The HP Omen 25 is a solid 24.5″ 1080p 144Hz 1ms gaming monitor. However, there are better alternatives with more features available at this price range.
The HP Omen 25 is yet another 24.5″ 1080p 144Hz 1ms FreeSync gaming monitor. Here is how it compares to its 24.5″ and 24″ alternatives.
Just like the AOC G2590FX and the Acer KG251QF, the HP Omen 25 is based on a 24.5″ TN panel by AU Optronics with a peak brightness of 400-nits, a static contrast ratio of 1,000:1, a 144Hz refresh rate, 1080p resolution, 170°/160° viewing angles, and dithered 8-bit color support (6-bit + FRC).
So, you get pretty much the same viewing experience on all three monitors. The only difference between them is due to different calibration out of the box and panel variance.
In comparison to IPS and VA panels, the colors are somewhat washed out. However, when comparing the monitor to older 24″ TN models, there’s a noticeable improvement in color quality.
Of course, if you’re a competitive FPS gamer, you probably won’t mind the narrow viewing angles nor the mediocre colors of TN panels since you get a quick 1ms response time speed; so, it’s a fair deal.
In fast-paced games, the HP Omen 25 monitor shows no prominent ghosting nor motion blur of fast-moving objects which allows you to focus on your targets.
In order to get the 1ms response time speed, you will need to adjust the Response Time setting in the OSD (On-Screen Display) menu.
There are five response time settings ranging from Level 1 (Default – 7ms) to Level 5. Since the Level 5 option introduces overshoot, we recommend using either Level 3 or Level 4 for the best results.
The HP Omen 25 input lag performance is excellent as well with only ~5ms of measured delay.
While the HP Omen 25 144Hz display doesn’t have any particularly interesting gaming features such as customizable crosshairs, it does support AMD FreeSync.
The FreeSync technology allows you to synchronize the monitor’s refresh rate with the frame rate of a compatible AMD graphics card.
As a result, you get a variable refresh rate which removes all screen tearing and stuttering without introducing a hefty input lag penalty as VSync does.
The HP Omen 25 FreeSync range is 42-144Hz/FPS (Frames Per Second) over both HDMI and DisplayPort. LFC is supported as well.
Update: FreeSync also works without any issues when using a compatible NVIDIA G-SYNC graphics card.
Design & Connectivity
The design is robust and sleek, but it lacks adjustability as you can only tilt the screen by -5°/23° or VESA mount it using the 100x100mm pattern.

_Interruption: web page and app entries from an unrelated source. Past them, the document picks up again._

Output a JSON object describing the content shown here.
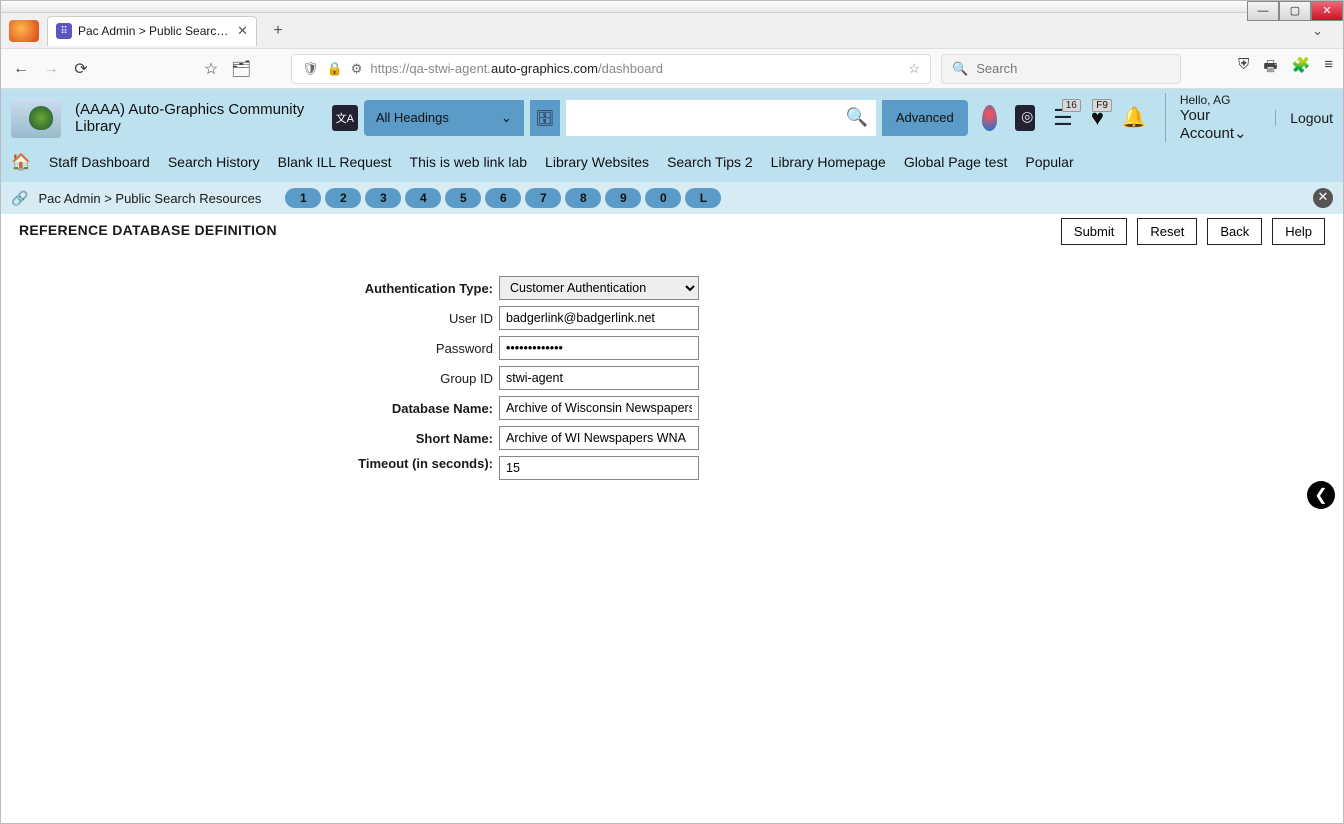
{
  "browser": {
    "tab_title": "Pac Admin > Public Search Res",
    "url_prefix": "https://qa-stwi-agent.",
    "url_host": "auto-graphics.com",
    "url_path": "/dashboard",
    "search_placeholder": "Search"
  },
  "header": {
    "library_name": "(AAAA) Auto-Graphics Community Library",
    "headings_label": "All Headings",
    "advanced_label": "Advanced",
    "badge_list": "16",
    "badge_heart": "F9",
    "hello_label": "Hello, AG",
    "account_label": "Your Account",
    "logout_label": "Logout"
  },
  "nav": {
    "items": [
      "Staff Dashboard",
      "Search History",
      "Blank ILL Request",
      "This is web link lab",
      "Library Websites",
      "Search Tips 2",
      "Library Homepage",
      "Global Page test",
      "Popular"
    ]
  },
  "breadcrumb": {
    "text": "Pac Admin > Public Search Resources",
    "pages": [
      "1",
      "2",
      "3",
      "4",
      "5",
      "6",
      "7",
      "8",
      "9",
      "0",
      "L"
    ]
  },
  "page": {
    "title": "REFERENCE DATABASE DEFINITION",
    "buttons": {
      "submit": "Submit",
      "reset": "Reset",
      "back": "Back",
      "help": "Help"
    }
  },
  "form": {
    "auth_type_label": "Authentication Type:",
    "auth_type_value": "Customer Authentication",
    "user_id_label": "User ID",
    "user_id_value": "badgerlink@badgerlink.net",
    "password_label": "Password",
    "password_value": "•••••••••••••",
    "group_id_label": "Group ID",
    "group_id_value": "stwi-agent",
    "db_name_label": "Database Name:",
    "db_name_value": "Archive of Wisconsin Newspapers",
    "short_name_label": "Short Name:",
    "short_name_value": "Archive of WI Newspapers WNA",
    "timeout_label": "Timeout (in seconds):",
    "timeout_value": "15"
  }
}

Connectivity options include DisplayPort 1.2, two HDMI 1.4 ports, a headphones jack, and a dual-USB 3.0 hub.
Price & Similar Monitors
The HP Omen 25 price is around $240.
For less money (prices may vary depending on the region), we recommend you get the AOC G2590FX.
Not only is it cheaper, but it also offers more useful features including custom crosshairs, a wider FreeSync range, certified G-SYNC compatibility, and more.
Alternatively, you should have a look at the Acer KG251QF which also has a wider FreeSync range (30-144Hz).
Their response time speed may not be as fast, but it’s more than good enough for casual gaming. Plus, you get much better colors and wider viewing angles.
While the HP Omen 25 does offer a smooth performance for a responsive and enjoyable fast-paced gaming experience, there are better alternatives for the money out there.
If, however, you happen to catch it on sale and you don’t need the extra features the alternatives offer (integrated speakers, wider FreeSync range, etc), it’s a good gaming monitor overall.
HP Omen 25 Specifications
|Resolution||1920×1080 (Full HD)|
|Aspect Ratio||16:9 (Widescreen)|
|Response Time||1ms (GtG)|
|Adaptive Sync||FreeSync (42Hz-144Hz)|
|Ports||DisplayPort 1.2, 2x HDMI 1.4|
|Other Ports||2x USB 3.0, Headphone Jack|
|Contrast Ratio||1000:1 (static)|
|Colors||16.7 million (6-bit + FRC)|
- Low input lag and quick response time
- AMD FreeSync
- USB ports
- Decent image quality for a TN panel display
- Tilt-only stand
- Inferior image quality to IPS and VA panels
- Narrow viewing angles